If you need to replace the whole thing, or would like to make more for friends, the layers are as follows, from bottom to top. You only need a pinch of each! Try to fill the bottle only half way with the dirt layers, leaving half the space for the moss to thrive!

Terrarium Layer Cake
Mini bottle (Dollar store or online, best to wash with dilute bleach)
2-3 gravel stones or beads (for drainage)
Sprinkle of activated charcoal (from aquarium store, to prevent algae)
Dampened dried moss (optional, keeps dirt from falling through in bigger bottles)
Half and half mixture of sand and potting soil (tamp down with a paintbrush handle or skewer)
Teeny tiny moss baby of your choosing! (dig a little hole for it with your paintbrush)
Spritz or two of water down the sides

I hope you enjoyed creating a habitat for your new friend! You can use the same recipe to make all different sizes. Keep me posted on how you get along!

Connect/Collect.

Starting out, I wasn’t always very good at taking care of myself. I’m sure everyone can relate, it took me a while to get good at making meals, sleeping right, keeping up in school, making time for exercise and fun.
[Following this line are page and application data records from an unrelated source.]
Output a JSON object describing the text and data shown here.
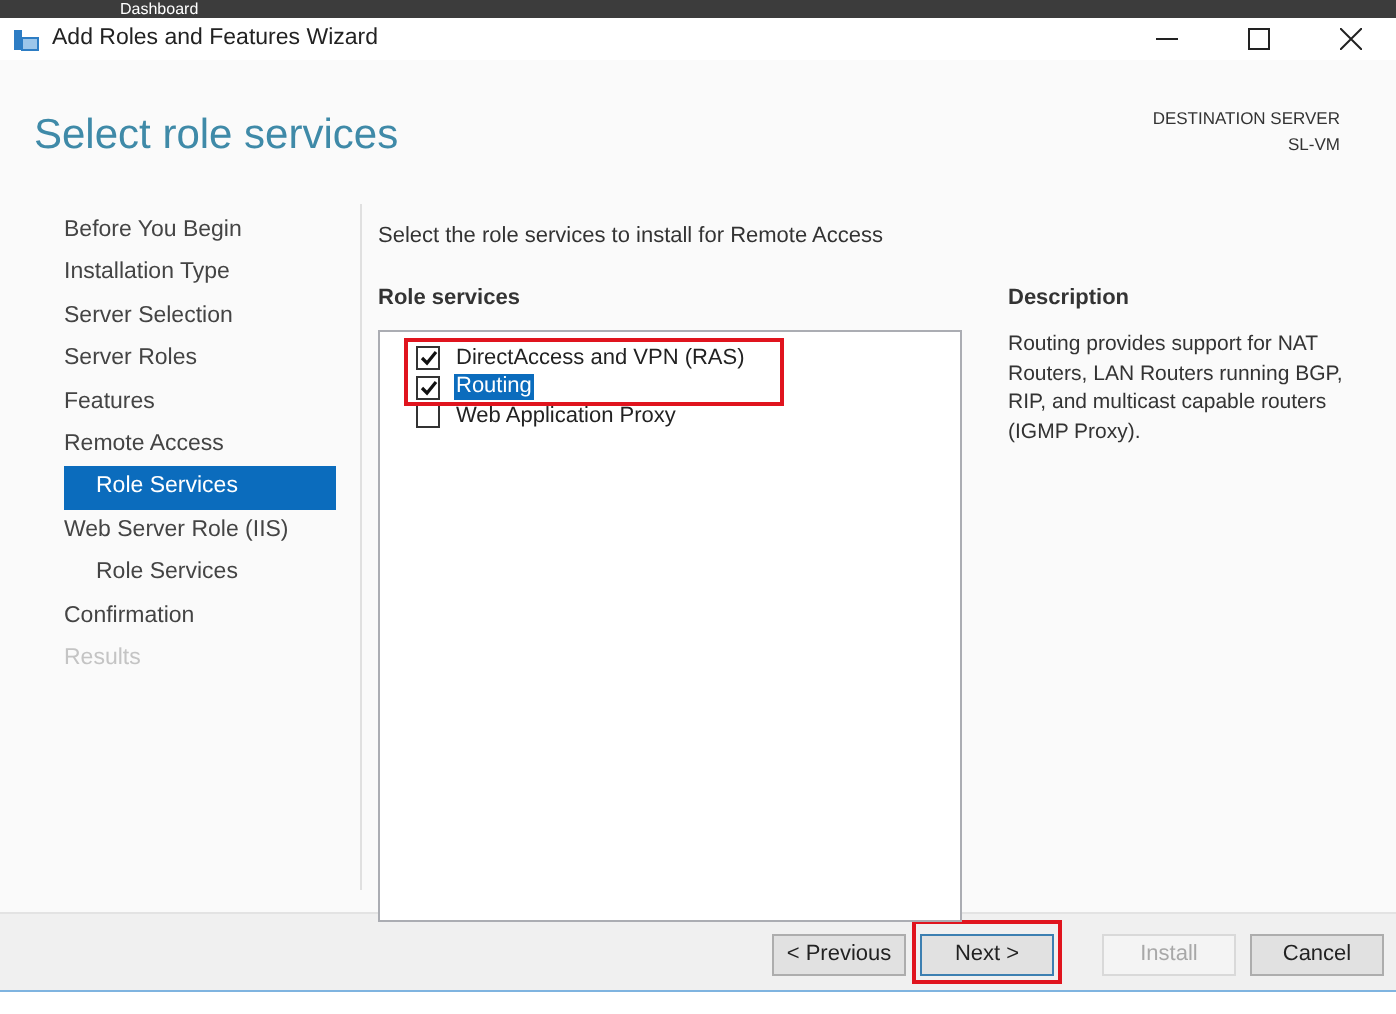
{
  "background_window": {
    "title": "Dashboard"
  },
  "window": {
    "title": "Add Roles and Features Wizard"
  },
  "header": {
    "title": "Select role services",
    "destination_label": "DESTINATION SERVER",
    "destination_server": "SL-VM"
  },
  "steps": [
    {
      "label": "Before You Begin",
      "selected": false,
      "disabled": false
    },
    {
      "label": "Installation Type",
      "selected": false,
      "disabled": false
    },
    {
      "label": "Server Selection",
      "selected": false,
      "disabled": false
    },
    {
      "label": "Server Roles",
      "selected": false,
      "disabled": false
    },
    {
      "label": "Features",
      "selected": false,
      "disabled": false
    },
    {
      "label": "Remote Access",
      "selected": false,
      "disabled": false,
      "children": [
        {
          "label": "Role Services",
          "selected": true
        }
      ]
    },
    {
      "label": "Web Server Role (IIS)",
      "selected": false,
      "disabled": false,
      "children": [
        {
          "label": "Role Services",
          "selected": false
        }
      ]
    },
    {
      "label": "Confirmation",
      "selected": false,
      "disabled": false
    },
    {
      "label": "Results",
      "selected": false,
      "disabled": true
    }
  ],
  "instruction": "Select the role services to install for Remote Access",
  "role_services": {
    "heading": "Role services",
    "items": [
      {
        "label": "DirectAccess and VPN (RAS)",
        "checked": true,
        "selected": false,
        "highlighted": true
      },
      {
        "label": "Routing",
        "checked": true,
        "selected": true,
        "highlighted": true
      },
      {
        "label": "Web Application Proxy",
        "checked": false,
        "selected": false,
        "highlighted": false
      }
    ]
  },
  "description": {
    "heading": "Description",
    "text": "Routing provides support for NAT Routers, LAN Routers running BGP, RIP, and multicast capable routers (IGMP Proxy)."
  },
  "buttons": [
    {
      "label": "< Previous",
      "disabled": false,
      "focused": false,
      "highlighted": false
    },
    {
      "label": "Next >",
      "disabled": false,
      "focused": true,
      "highlighted": true
    },
    {
      "label": "Install",
      "disabled": true,
      "focused": false,
      "highlighted": false
    },
    {
      "label": "Cancel",
      "disabled": false,
      "focused": false,
      "highlighted": false
    }
  ]
}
Keeping my head above water seemed like more than I could muster, let alone trying to be active in my community.

Have you ever heard of Maslow’s Hierarchy of Needs? It says that when your selfish needs are met, you will begin including the needs of others into the equation. In high school I thought that was ridiculous, I could never imagine myself feeling that way.

Maslow Hierarchy of Needs

But now I’ve got me covered. Mostly. I feel I have a hold on my habits, my mental state. And you know what? Miraculously, I want to connect. I want to help and share and teach and collaborate and create community. Communities of people on a common quest. Because what’s the point of questing if you haven’t got your homies?

This week I’d like to talk a little about some groups I’ve become a part of. They are really great.

fredericton makerspace

Fredericton Makerspace. Facebook followers may have heard me mention this before. While the first building we had turned out to be unsuitable, work has continued behind the scenes. We were chosen for the Pond Deshpande Centre’s B4Change Social Enterprise Accelerator. Our fearless leader, Philip LeBlanc, has been learning a great deal about how best to move us forward.

We are gathering a growing number of makers: artists, designers, programmers, carpenters, engineers, and many others. The plan is to open up shop in the spring, a membership-based workspace for collaborative learning and creation. We’ll have equipment for a whole slew of disciplines.

If this sounds interesting to you, there will be an information/brainstorming session later in the month at the The Station (attached to the liquor store on York St). If you have ideas about what would be useful to you in a space like this, it is a good chance to have them heard. Check the facebook page or group more info.
indigo 063 (1280x960)

The second group is in it’s very early stages, because it is not quite that time of year yet. What time of year, you ask? Planting season! We are a group of textiles students, alumni, and teachers from the New Brunswick College of Craft and Design, and we are going to plant a community dye garden! I have so little experience with natural dyes but I am very certain I want to learn. Nothing could be better than moving away from harsh synthetics and into complex natural shades. Expect to hear lots more about this when the ground finally thaws!

emerge
Photo credit: Mark Cameron

I have also become a juried member of Emerge Artists Collective, a group of eight Fredericton artists dedicated to creating experimental new works. I had my first meeting with them a couple Sundays past, it was a great vibe and lots of cool ideas. In the works is a show at Government House in October, and we will be occupying both windows at M&T Deli for the month of August. That collection will incorporate the work of local poets. I have a happy history of working with text so this will be a fun project for me. I can’t wait for my Triny Finlay books to arrive!

A Brief History of Written Communication (Detail)

If you would like more information on any of these groups or events, please feel free to contact me any time.